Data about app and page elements
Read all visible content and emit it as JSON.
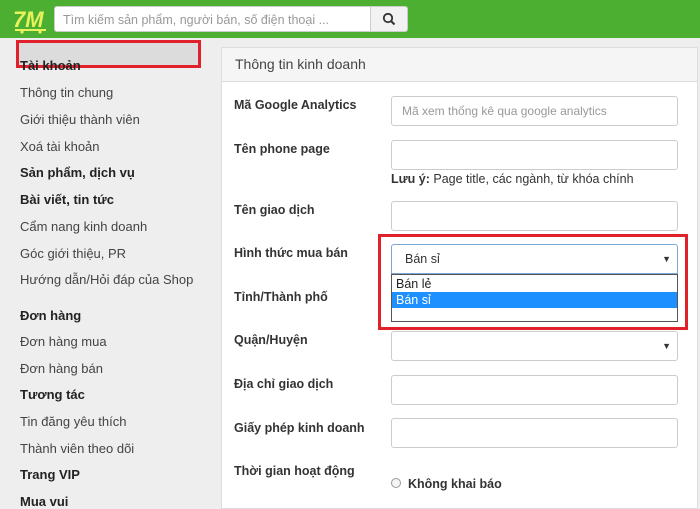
{
  "header": {
    "logo_text": "7M",
    "search_placeholder": "Tìm kiếm sản phẩm, người bán, số điện thoại ..."
  },
  "sidebar": {
    "account_heading": "Tài khoản",
    "account_items": [
      "Thông tin chung",
      "Giới thiệu thành viên",
      "Xoá tài khoản"
    ],
    "products_heading": "Sản phẩm, dịch vụ",
    "posts_heading": "Bài viết, tin tức",
    "posts_items": [
      "Cẩm nang kinh doanh",
      "Góc giới thiệu, PR",
      "Hướng dẫn/Hỏi đáp của Shop"
    ],
    "orders_heading": "Đơn hàng",
    "orders_items": [
      "Đơn hàng mua",
      "Đơn hàng bán"
    ],
    "interaction_heading": "Tương tác",
    "interaction_items": [
      "Tin đăng yêu thích",
      "Thành viên theo dõi"
    ],
    "vip_heading": "Trang VIP",
    "fun_heading": "Mua vui"
  },
  "panel": {
    "title": "Thông tin kinh doanh",
    "fields": {
      "analytics_label": "Mã Google Analytics",
      "analytics_placeholder": "Mã xem thống kê qua google analytics",
      "phone_page_label": "Tên phone page",
      "phone_page_note_bold": "Lưu ý:",
      "phone_page_note": " Page title, các ngành, từ khóa chính",
      "trade_name_label": "Tên giao dịch",
      "trade_type_label": "Hình thức mua bán",
      "trade_type_value": "Bán sỉ",
      "trade_type_options": [
        "Bán lẻ",
        "Bán sỉ"
      ],
      "city_label": "Tỉnh/Thành phố",
      "district_label": "Quận/Huyện",
      "address_label": "Địa chỉ giao dịch",
      "license_label": "Giấy phép kinh doanh",
      "hours_label": "Thời gian hoạt động",
      "hours_option": "Không khai báo"
    }
  },
  "colors": {
    "header_green": "#4caf32",
    "highlight_red": "#e0202a",
    "option_selected_blue": "#1e90ff"
  }
}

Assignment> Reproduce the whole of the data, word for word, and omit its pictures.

Response below>
Read all visible content and emit it as JSON.
{
  "header": {
    "logo_text": "7M",
    "search_placeholder": "Tìm kiếm sản phẩm, người bán, số điện thoại ..."
  },
  "sidebar": {
    "account_heading": "Tài khoản",
    "account_items": [
      "Thông tin chung",
      "Giới thiệu thành viên",
      "Xoá tài khoản"
    ],
    "products_heading": "Sản phẩm, dịch vụ",
    "posts_heading": "Bài viết, tin tức",
    "posts_items": [
      "Cẩm nang kinh doanh",
      "Góc giới thiệu, PR",
      "Hướng dẫn/Hỏi đáp của Shop"
    ],
    "orders_heading": "Đơn hàng",
    "orders_items": [
      "Đơn hàng mua",
      "Đơn hàng bán"
    ],
    "interaction_heading": "Tương tác",
    "interaction_items": [
      "Tin đăng yêu thích",
      "Thành viên theo dõi"
    ],
    "vip_heading": "Trang VIP",
    "fun_heading": "Mua vui"
  },
  "panel": {
    "title": "Thông tin kinh doanh",
    "fields": {
      "analytics_label": "Mã Google Analytics",
      "analytics_placeholder": "Mã xem thống kê qua google analytics",
      "phone_page_label": "Tên phone page",
      "phone_page_note_bold": "Lưu ý:",
      "phone_page_note": " Page title, các ngành, từ khóa chính",
      "trade_name_label": "Tên giao dịch",
      "trade_type_label": "Hình thức mua bán",
      "trade_type_value": "Bán sỉ",
      "trade_type_options": [
        "Bán lẻ",
        "Bán sỉ"
      ],
      "city_label": "Tỉnh/Thành phố",
      "district_label": "Quận/Huyện",
      "address_label": "Địa chỉ giao dịch",
      "license_label": "Giấy phép kinh doanh",
      "hours_label": "Thời gian hoạt động",
      "hours_option": "Không khai báo"
    }
  },
  "colors": {
    "header_green": "#4caf32",
    "highlight_red": "#e0202a",
    "option_selected_blue": "#1e90ff"
  }
}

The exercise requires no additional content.